Fleetcarma experts also outline steps that EV drivers can take to maximize the range of their vehicle in cold weather. Key among these are to leave the vehicle plugged into a charger even after the battery is full, to park inside where possible, and to seek warmth from the seat heaters before turning on the climate control system, as the seat heaters use less energy.

Use of the cabin preconditioning function is highly recommended, as this heats (or cools) the EV using grid power before drivers set off. With preconditioning engaged via the vehicle’s control system or a smartphone app, drivers can ensure they arrive to an EV that’s fully charged, fully defrosted, and piping hot inside.

A Real-World Canadian Example

Your correspondent can shed some light on cold-weather EV range implications, as observed during a two-week Jaguar I-Pace test drive in Northern Ontario, in the middle of February.

The advertised range figure for this particular luxury EV is 377 km. On the warmest day of my test drive, at 0°C, my test unit advised a maximum possible range of 305 km – on a fully charged battery, and without use of the climate control system.

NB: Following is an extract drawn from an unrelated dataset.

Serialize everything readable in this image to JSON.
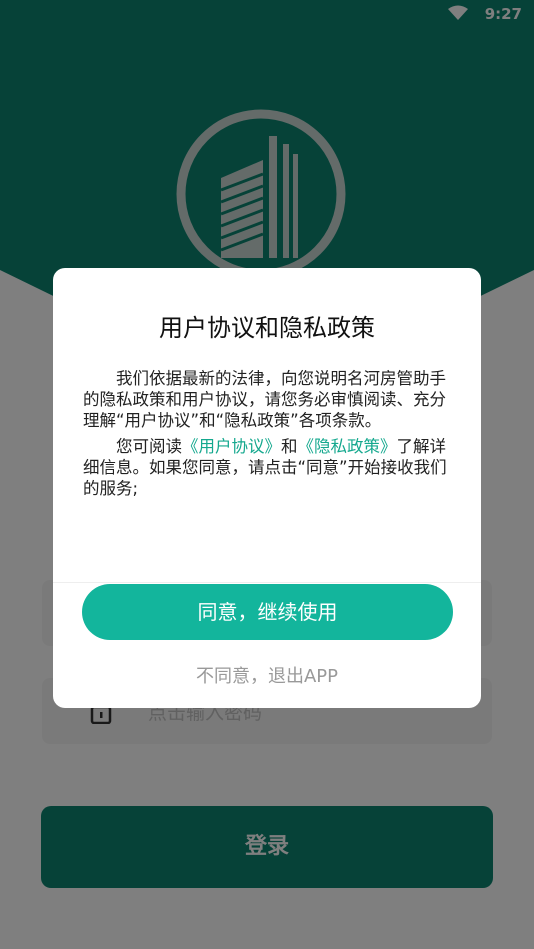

During the coldest day of my test drive, at -27°C, the range estimate dropped to about 245 km. Turning on the heat saw the range decrease a further 30–70 km, the range reduction growing as the ambient temperatures fell.

With temperatures averaging -12°C and sustained use of the automatic climate control system set to 20°C, a full charge in this vehicle and situation was good for about 250 km of driving – a reduction of about 130 km, or 34 percent, compared to the advertised range.

In the worst-case scenario during my test drive – a lengthy highway trip with temperatures slowly climbing from -27°C – I was clear for approximately 220 km of driving with the heater activated.

Driving habits, locale, and the vehicle in question all play a role in these figures, and your results will vary.

For the most accurate idea of the possible range from an EV, in real-life conditions, shoppers can seek out a reputable online owner’s forum to connect with current owners of the model they’re considering. Follow range-related discussion topics, or sign up to post a question. Most EV owners in online forums (or Facebook groups) are happy to share their experiences with the newly interested.